While ethnic violence has flared since the election of 27 December, a closer analysis shows how this is a symptom of the fight against poverty and corruption, and for democracy, with the ever interfering fingers of imperialism never long at rest.
The election officially returned the president, Mwai Kibaki, following a ballot almost universally seen as rigged. Opposition candidate Raila Odinga, of the Orange Democratic Movement (ODM) lost. Kenya's electoral commission was appointed by the Kibaki regime. Media representatives suggest that all the authoritative studies, by the EU and others, show consistent disparities between the count tallies and the figure reported by the election commission.
Even the US, which at first congratulated Kibaki on his re-election, has called on him to negotiate with the opposition. Kenya is a key ally in the "war on terror" and has received $600 million from the US since 2003. Meanwhile, China has become the largest investor in Kenya. Stability, and openness to foreign markets, are essential to neoliberalism.
The current crisis was bred from extreme disillusionment among a poverty stricken population hungry for democracy. In 2002 the first free elections took place following 24 years of dictatorship. Kibaki won that election, in alliance with Odinga to beat Uhuru Kenyatta, dictator Daniel arap Moi's choice of candidate. The ODM broke with Kibaki when he pushed for more constitutional power, but lost the referendum on its adoption. The ODM united a bureaucratic leadership with a working class membership, and grew strongly as further corruption tainted Kibaki. Odinga portrayed himself as the "people's president", and became a focus for discontent.

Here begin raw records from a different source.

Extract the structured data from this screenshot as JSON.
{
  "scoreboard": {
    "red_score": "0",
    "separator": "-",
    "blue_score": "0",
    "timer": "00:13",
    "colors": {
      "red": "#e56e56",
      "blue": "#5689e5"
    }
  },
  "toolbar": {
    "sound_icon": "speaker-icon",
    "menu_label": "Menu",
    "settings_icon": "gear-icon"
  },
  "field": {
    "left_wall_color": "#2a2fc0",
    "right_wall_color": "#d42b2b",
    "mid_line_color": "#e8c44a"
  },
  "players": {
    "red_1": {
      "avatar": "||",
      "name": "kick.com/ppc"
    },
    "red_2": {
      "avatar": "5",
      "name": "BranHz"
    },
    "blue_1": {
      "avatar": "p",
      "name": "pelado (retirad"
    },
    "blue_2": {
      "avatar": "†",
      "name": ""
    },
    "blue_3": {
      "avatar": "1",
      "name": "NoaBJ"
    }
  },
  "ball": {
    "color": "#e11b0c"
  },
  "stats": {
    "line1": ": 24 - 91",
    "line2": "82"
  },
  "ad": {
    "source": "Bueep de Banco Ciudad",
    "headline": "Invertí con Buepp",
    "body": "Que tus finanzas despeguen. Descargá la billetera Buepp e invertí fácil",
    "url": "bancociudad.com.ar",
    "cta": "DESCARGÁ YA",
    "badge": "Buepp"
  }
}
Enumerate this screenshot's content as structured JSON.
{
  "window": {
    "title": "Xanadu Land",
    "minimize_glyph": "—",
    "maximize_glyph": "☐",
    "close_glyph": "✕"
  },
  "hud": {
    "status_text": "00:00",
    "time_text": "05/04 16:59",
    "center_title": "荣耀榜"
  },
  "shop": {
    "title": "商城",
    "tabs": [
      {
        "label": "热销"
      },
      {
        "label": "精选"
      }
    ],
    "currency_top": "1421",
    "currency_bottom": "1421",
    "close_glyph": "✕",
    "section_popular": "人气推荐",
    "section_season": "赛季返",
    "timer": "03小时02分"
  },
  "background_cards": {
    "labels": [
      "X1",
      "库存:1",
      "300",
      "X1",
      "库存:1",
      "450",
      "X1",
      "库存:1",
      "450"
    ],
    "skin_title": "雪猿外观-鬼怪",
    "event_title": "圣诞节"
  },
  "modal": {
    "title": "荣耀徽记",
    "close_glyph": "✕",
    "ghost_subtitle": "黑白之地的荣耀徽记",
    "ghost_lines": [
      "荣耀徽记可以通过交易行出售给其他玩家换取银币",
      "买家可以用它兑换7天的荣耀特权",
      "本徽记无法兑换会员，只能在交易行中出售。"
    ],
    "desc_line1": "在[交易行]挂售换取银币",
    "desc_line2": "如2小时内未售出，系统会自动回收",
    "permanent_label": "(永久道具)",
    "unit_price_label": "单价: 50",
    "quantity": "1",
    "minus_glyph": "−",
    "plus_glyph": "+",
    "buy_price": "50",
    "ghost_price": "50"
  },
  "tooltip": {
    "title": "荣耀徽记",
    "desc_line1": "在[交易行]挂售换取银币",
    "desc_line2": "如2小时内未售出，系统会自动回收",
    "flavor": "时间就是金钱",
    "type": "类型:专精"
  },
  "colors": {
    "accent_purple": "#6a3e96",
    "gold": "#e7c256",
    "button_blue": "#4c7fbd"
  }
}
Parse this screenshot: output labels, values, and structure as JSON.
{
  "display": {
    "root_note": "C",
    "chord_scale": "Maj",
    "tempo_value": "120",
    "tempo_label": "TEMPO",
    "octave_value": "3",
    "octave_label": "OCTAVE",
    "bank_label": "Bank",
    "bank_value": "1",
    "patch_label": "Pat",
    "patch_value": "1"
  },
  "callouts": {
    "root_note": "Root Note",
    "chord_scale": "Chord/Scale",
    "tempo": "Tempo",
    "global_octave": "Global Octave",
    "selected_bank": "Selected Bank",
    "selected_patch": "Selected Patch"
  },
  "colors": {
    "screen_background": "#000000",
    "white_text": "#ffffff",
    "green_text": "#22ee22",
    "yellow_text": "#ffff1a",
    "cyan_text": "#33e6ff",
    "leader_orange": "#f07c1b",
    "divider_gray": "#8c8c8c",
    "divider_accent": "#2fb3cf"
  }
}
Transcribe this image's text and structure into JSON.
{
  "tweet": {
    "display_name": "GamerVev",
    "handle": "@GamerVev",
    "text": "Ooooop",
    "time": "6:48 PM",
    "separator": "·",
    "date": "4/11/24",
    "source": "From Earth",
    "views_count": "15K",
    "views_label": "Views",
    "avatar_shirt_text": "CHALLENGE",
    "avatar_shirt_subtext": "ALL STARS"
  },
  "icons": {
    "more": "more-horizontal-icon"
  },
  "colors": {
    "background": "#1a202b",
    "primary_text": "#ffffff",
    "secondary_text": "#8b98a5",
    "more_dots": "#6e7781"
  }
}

But the current crisis has exposed the political failings of Odinga. His various calls for discussion with Kibaki are mixed with calls for protests and consumer boycotts, and his lack of a base in the working class has meant a leadership vacuum.
Nationally, the Kikuyu make up some 22 percent of Kenya's population, but they are no less oppressed or poor than other ethnic groups. Ethnic violence is on the increase because Kibaki is Kikuyu, as are the majority of the ruling class and the dreaded general security unit (GSU). Additionally, the Mungiki, a Kikuyu militia outlawed before the election, has now been co-opted by the ruling elite to act as a Mafia-style terror squad, smashing democratic movements in collusion with other state forces.
This makes it easy for the ruling class to divide and rule, with Kikuyu set against other ethnic groups, rather than the poor set against the ruling elite. The ODM has failed to challenge this misdirected anger.
But there may be hope. Many in the ODM are rightly calling for a general strike, to force Kibaki out of office, and there is a growing divide inside the party between the neoliberal leadership and the working class base. Kenya has a large working class, with the slums emptying every morning to fill the factory floors. And the regime is relatively weak. If the police and armed forces were to break from Kibaki as part of a general upsurge, the opportunity could arise for radical change. Were the ODM to split, there would be the possibility of a genuinely grassroots alternative which could unite the poor and build a different society altogether.